*Work to be completed:* Please reproduce every entry below without omitting a single line.

Excerpts from an interface dataset
:::
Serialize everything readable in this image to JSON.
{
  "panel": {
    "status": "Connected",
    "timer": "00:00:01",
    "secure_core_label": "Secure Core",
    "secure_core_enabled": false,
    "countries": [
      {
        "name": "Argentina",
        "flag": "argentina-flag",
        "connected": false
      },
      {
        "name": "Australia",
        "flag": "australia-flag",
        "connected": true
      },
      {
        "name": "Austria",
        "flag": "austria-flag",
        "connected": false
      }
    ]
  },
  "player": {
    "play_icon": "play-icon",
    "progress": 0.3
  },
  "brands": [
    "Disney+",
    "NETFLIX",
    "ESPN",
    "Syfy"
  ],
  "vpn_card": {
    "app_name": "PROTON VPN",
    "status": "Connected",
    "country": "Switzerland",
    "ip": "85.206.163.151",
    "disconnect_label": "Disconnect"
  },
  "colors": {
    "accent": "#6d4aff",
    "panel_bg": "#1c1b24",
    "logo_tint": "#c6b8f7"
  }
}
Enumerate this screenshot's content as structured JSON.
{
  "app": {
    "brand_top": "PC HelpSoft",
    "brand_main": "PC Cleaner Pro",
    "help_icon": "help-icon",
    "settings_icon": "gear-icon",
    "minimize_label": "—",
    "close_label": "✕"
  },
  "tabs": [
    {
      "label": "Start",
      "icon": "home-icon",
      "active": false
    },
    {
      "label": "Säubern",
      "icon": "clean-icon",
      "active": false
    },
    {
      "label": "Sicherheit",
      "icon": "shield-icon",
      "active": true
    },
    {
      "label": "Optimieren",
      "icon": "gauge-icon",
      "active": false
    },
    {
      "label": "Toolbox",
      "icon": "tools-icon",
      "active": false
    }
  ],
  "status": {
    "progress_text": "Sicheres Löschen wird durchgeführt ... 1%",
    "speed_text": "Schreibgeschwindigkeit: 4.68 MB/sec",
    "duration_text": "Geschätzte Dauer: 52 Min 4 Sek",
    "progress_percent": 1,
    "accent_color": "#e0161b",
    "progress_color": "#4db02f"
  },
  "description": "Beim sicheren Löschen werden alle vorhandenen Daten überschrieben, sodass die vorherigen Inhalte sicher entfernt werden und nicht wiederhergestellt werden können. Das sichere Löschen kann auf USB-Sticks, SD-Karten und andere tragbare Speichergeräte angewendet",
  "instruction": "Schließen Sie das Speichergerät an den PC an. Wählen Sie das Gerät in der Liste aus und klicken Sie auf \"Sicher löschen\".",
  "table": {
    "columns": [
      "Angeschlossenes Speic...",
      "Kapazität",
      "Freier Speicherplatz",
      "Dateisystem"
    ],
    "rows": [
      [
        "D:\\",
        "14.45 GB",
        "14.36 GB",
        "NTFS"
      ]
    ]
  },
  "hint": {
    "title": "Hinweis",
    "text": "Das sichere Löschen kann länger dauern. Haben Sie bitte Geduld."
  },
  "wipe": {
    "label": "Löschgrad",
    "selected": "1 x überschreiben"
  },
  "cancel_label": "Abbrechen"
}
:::
*Solution below:*
Serialize everything readable in this image to JSON.
{
  "panel": {
    "status": "Connected",
    "timer": "00:00:01",
    "secure_core_label": "Secure Core",
    "secure_core_enabled": false,
    "countries": [
      {
        "name": "Argentina",
        "flag": "argentina-flag",
        "connected": false
      },
      {
        "name": "Australia",
        "flag": "australia-flag",
        "connected": true
      },
      {
        "name": "Austria",
        "flag": "austria-flag",
        "connected": false
      }
    ]
  },
  "player": {
    "play_icon": "play-icon",
    "progress": 0.3
  },
  "brands": [
    "Disney+",
    "NETFLIX",
    "ESPN",
    "Syfy"
  ],
  "vpn_card": {
    "app_name": "PROTON VPN",
    "status": "Connected",
    "country": "Switzerland",
    "ip": "85.206.163.151",
    "disconnect_label": "Disconnect"
  },
  "colors": {
    "accent": "#6d4aff",
    "panel_bg": "#1c1b24",
    "logo_tint": "#c6b8f7"
  }
}
Enumerate this screenshot's content as structured JSON.
{
  "app": {
    "brand_top": "PC HelpSoft",
    "brand_main": "PC Cleaner Pro",
    "help_icon": "help-icon",
    "settings_icon": "gear-icon",
    "minimize_label": "—",
    "close_label": "✕"
  },
  "tabs": [
    {
      "label": "Start",
      "icon": "home-icon",
      "active": false
    },
    {
      "label": "Säubern",
      "icon": "clean-icon",
      "active": false
    },
    {
      "label": "Sicherheit",
      "icon": "shield-icon",
      "active": true
    },
    {
      "label": "Optimieren",
      "icon": "gauge-icon",
      "active": false
    },
    {
      "label": "Toolbox",
      "icon": "tools-icon",
      "active": false
    }
  ],
  "status": {
    "progress_text": "Sicheres Löschen wird durchgeführt ... 1%",
    "speed_text": "Schreibgeschwindigkeit: 4.68 MB/sec",
    "duration_text": "Geschätzte Dauer: 52 Min 4 Sek",
    "progress_percent": 1,
    "accent_color": "#e0161b",
    "progress_color": "#4db02f"
  },
  "description": "Beim sicheren Löschen werden alle vorhandenen Daten überschrieben, sodass die vorherigen Inhalte sicher entfernt werden und nicht wiederhergestellt werden können. Das sichere Löschen kann auf USB-Sticks, SD-Karten und andere tragbare Speichergeräte angewendet",
  "instruction": "Schließen Sie das Speichergerät an den PC an. Wählen Sie das Gerät in der Liste aus und klicken Sie auf \"Sicher löschen\".",
  "table": {
    "columns": [
      "Angeschlossenes Speic...",
      "Kapazität",
      "Freier Speicherplatz",
      "Dateisystem"
    ],
    "rows": [
      [
        "D:\\",
        "14.45 GB",
        "14.36 GB",
        "NTFS"
      ]
    ]
  },
  "hint": {
    "title": "Hinweis",
    "text": "Das sichere Löschen kann länger dauern. Haben Sie bitte Geduld."
  },
  "wipe": {
    "label": "Löschgrad",
    "selected": "1 x überschreiben"
  },
  "cancel_label": "Abbrechen"
}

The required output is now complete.